|US8831793 *||May 3, 2012||Sep 9, 2014||Lockheed Martin Corporation||Evaluation tool for vehicle survivability planning|
|US9030347||May 3, 2012||May 12, 2015||Lockheed Martin Corporation||Preemptive signature control for vehicle survivability planning|
|US20080189092 *||Sep 17, 2007||Aug 7, 2008||Saab Ab||Simulation device and simulation method|
|US20130297096 *||May 3, 2012||Nov 7, 2013||Lockheed Martin Corporation||Evaluation tool for vehicle survivability planning|
|WO2014021961A2||May 3, 2013||Feb 6, 2014||Lockheed Martin Corporation||Systems and methods for vehicle survivability planning|
|U.S. Classification||703/8, 703/5, 703/6|
|International Classification||G06G7/48, G06G7/56|
|Apr 24, 2008||AS||Assignment|
Owner name: LOCKHEED MARTIN CORPORATION, MARYLAND
Free format text: ASSIGNMENT OF ASSIGNORS INTEREST;ASSIGNORS:HERMAN, CARL R;MORAITES, STEPHEN C;JEPHSON, JAMES W;REEL/FRAME:020850/0451;SIGNING DATES FROM 20080410 TO 20080414

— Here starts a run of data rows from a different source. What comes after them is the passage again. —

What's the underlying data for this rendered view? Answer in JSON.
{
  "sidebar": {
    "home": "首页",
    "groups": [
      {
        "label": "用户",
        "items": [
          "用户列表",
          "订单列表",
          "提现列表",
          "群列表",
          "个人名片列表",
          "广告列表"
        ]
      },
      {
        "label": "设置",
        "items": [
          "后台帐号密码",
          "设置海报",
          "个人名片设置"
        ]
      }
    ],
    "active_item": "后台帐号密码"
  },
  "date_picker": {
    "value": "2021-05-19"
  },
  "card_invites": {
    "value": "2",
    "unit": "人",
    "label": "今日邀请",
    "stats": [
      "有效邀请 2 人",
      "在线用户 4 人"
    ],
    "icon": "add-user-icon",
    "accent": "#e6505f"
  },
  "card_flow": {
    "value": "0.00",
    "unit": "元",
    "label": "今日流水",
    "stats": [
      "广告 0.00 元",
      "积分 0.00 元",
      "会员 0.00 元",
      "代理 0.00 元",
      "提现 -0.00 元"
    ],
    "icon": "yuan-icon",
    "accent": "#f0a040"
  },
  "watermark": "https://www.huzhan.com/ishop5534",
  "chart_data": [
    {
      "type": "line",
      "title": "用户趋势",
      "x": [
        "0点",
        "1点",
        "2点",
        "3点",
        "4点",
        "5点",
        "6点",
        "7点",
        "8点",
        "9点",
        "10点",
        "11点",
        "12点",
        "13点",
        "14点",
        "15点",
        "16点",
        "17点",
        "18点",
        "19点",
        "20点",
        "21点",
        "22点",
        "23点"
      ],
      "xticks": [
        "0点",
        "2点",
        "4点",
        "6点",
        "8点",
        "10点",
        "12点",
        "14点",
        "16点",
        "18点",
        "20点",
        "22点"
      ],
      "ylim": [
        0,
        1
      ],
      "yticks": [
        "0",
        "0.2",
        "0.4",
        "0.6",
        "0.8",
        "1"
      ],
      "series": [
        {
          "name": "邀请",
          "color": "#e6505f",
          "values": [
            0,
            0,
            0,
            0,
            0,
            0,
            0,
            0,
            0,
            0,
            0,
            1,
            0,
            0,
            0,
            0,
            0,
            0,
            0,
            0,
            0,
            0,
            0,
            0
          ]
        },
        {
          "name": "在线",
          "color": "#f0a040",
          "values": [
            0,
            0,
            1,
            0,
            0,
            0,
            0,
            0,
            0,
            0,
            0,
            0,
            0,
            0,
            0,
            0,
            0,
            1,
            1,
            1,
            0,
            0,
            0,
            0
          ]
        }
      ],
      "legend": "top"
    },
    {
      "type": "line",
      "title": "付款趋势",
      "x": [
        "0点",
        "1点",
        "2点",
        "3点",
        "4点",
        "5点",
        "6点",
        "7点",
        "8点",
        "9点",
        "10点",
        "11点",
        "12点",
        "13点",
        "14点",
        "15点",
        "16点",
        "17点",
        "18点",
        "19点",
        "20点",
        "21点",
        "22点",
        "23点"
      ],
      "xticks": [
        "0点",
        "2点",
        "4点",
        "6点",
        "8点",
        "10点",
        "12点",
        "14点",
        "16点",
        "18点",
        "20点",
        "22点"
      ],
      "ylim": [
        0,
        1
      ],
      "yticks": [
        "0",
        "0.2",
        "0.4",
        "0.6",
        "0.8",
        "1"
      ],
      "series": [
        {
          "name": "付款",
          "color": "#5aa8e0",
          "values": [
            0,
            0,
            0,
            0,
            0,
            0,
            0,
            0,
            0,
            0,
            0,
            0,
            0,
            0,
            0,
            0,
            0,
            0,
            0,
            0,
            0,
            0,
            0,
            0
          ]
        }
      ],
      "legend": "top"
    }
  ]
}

Owner name: LOCKHEED MARTIN CORPORATION, MARYLAND
Free format text: ASSIGNMENT OF ASSIGNORS INTEREST;ASSIGNORS:HERMAN, CARL R;MORAITES, STEPHEN C;JEPHSON, JAMES W;SIGNING DATES FROM 20080410 TO 20080414;REEL/FRAME:020850/0451
|Feb 23, 2015||FPAY||Fee payment|
Year of fee payment: 4